#1: view west, where highway crosses 125°W

(visited by Dave Patton)

During August 2003 I drove through British Columbia and into the Northwest Territories on a combined confluence hunting and sightseeing trip. I started close to 49°N and went as far North as 61°N, covered 6,200 kilometers (3,850 miles), did 7 successful confluence visits, and had another 12 confluences that are incomplete. I made a map that shows the route, and the confluences in the order they were done, with the successful ones shown with black markers. The incomplete visits are a mix of actual attempts and situations where I drove somewhat close to the confluence, and included a 'visit' as a way to document the confluence location for future visitors. The first confluence on the trip was 52°N 121°W.

17-Aug-2003 -- After my successful visit to 60°N 123°W the day before, I spent the night at the Beaver Lake Forest Service recreation site, which is about 10 kilometers north from the junction of the Liard Highway and the Alaska Highway.

When I got up in the morning, I discovered I had a flat tire. As I was working on putting on the spare tire, a couple from Fort Nelson drove up. They asked if I had seen any bears (I hadn't). They were there to check on the Highbush Blueberries, to see if they were ready for picking, and naturally they also attract bears.

Although not part of of my plans, I had to drive back into Fort Nelson to deal with my flat tire. It was a Sunday, so neither tire store was open. It turned out that the flat tire was not repairable (broken sidewall), and we couldn't find a suitable used tire at the gas station. I ran into one of the employees of one of the tire stores, who had just stopped by the store to pick something up. I had to pay the surchage for a Sunday callout, but he sold me a new tire.

By the time I had dealt with the tire problems, and done some grocery shopping, it was after 1PM before I left Fort Nelson. About 53 kilometers along the Alaska Highway, west of the junction with the Liard Highway, I stopped to take a picture of the view to the SSE. The highway in this section is rising up out of the Fort Nelson lowlands, through the northern Rocky Mountains foothills. Shortly after this, the highway passes the Tetsa River Provincial Park, and 124°W, and then further along the highway passes along the northern edge of the Northern Rocky Mountains Provincial Park, the third largest provincial park in BC.

The scenery in the area is spectacular, with the highway reaching Summit Pass, at 1,267 meters (4,157 feet), in Stone Mountain Provincial Park.
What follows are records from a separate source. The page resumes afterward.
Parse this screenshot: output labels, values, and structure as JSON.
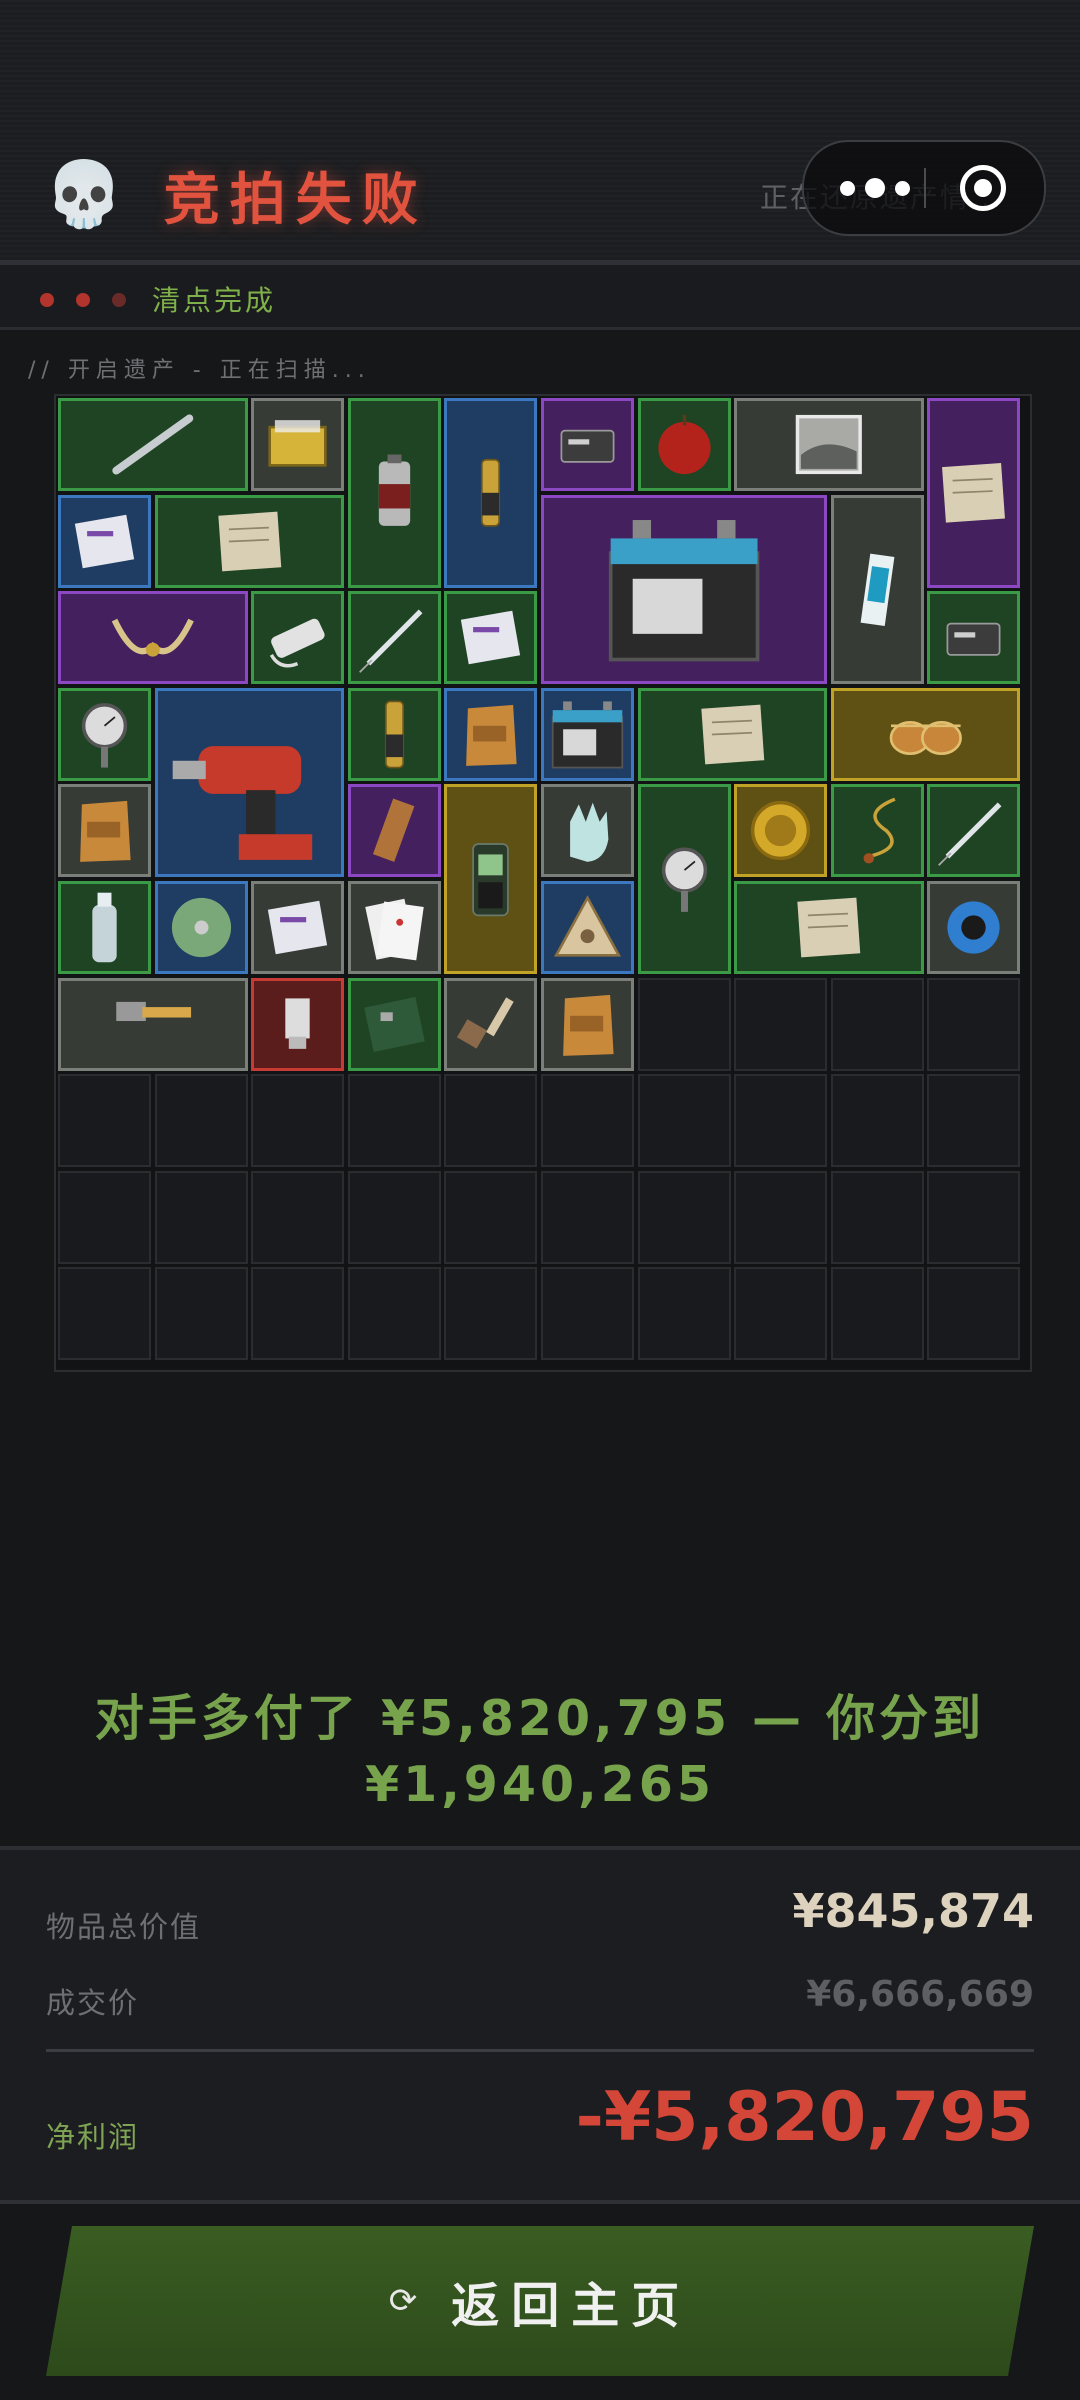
{
  "header": {
    "title": "竞拍失败",
    "status_text": "正在还原遗产情...",
    "skull_glyph": "💀"
  },
  "status": {
    "label": "清点完成",
    "dot_color": "#b3342c"
  },
  "scan": {
    "text": "//  开启遗产 - 正在扫描..."
  },
  "inventory": {
    "items": [
      "crowbar",
      "box-of-nails",
      "spray-paint-can",
      "gold-telescope",
      "router",
      "apple",
      "submarine-photo",
      "ancient-map",
      "medicine-box",
      "documents",
      "car-battery",
      "toothpaste",
      "bull-horns-relic",
      "power-strip",
      "syringe",
      "soap-block",
      "calculator-phone",
      "pressure-gauge",
      "power-drill",
      "hose-pipe",
      "leather-wallet",
      "9v-battery",
      "old-letter",
      "aviator-sunglasses",
      "snack-bag",
      "chocolate-bar",
      "satellite-phone",
      "rubber-glove",
      "manometer",
      "gold-compass",
      "pocket-watch-chain",
      "surgical-clamp",
      "water-bottle",
      "dvd-disc",
      "napkin",
      "playing-cards",
      "triangle-emblem",
      "parchment",
      "blue-tape",
      "claw-hammer",
      "usb-flash-drive",
      "circuit-board",
      "paint-brush",
      "chips-bag"
    ],
    "colors": {
      "green": "#3b9a46",
      "blue": "#3c78bf",
      "purple": "#8b48c2",
      "gold": "#c0a226",
      "gray": "#7a8079",
      "red": "#c63b33"
    }
  },
  "summary": {
    "line1": "对手多付了 ¥5,820,795 — 你分到",
    "line2": "¥1,940,265"
  },
  "stats": {
    "total_label": "物品总价值",
    "total_value": "¥845,874",
    "deal_label": "成交价",
    "deal_value": "¥6,666,669",
    "profit_label": "净利润",
    "profit_value": "-¥5,820,795"
  },
  "home": {
    "label": "返回主页",
    "icon": "refresh-icon"
  }
}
As I continued west along the highway and through the park, I came across stone sheep and cariboo on the highway. Further along the highway, after it had descended into the valley to the west of the park, I stopped at a pullout beside the highway, next to a river. There was a sign about Flash Floods, and across the river was an alluvial fan.

I stopped again where the highway crosses 125°W (Waypoint 070) and took a picture facing west. The confluence is 24.6 kilometers north from this spot. The closest access to the confluence that I'm aware of would be the access to the Toad River Hot Springs Provincial Park.

The next confluence on this trip was 59°N 126°W.


 All pictures
#1: view west, where highway crosses 125°W
#2: view to SSE, from highway, west of Steamboat, Muskwa River in the background
#3: stone sheep on highway, with Mount St. George in the background
#4: stone sheep
#5: cariboo
#6: Flash Flood sign
#7: alluvial fan
#8: NASA Landsat satellite image, at 50% zoom (early 1990s)
ALL: All pictures on one page (broadband access recommended)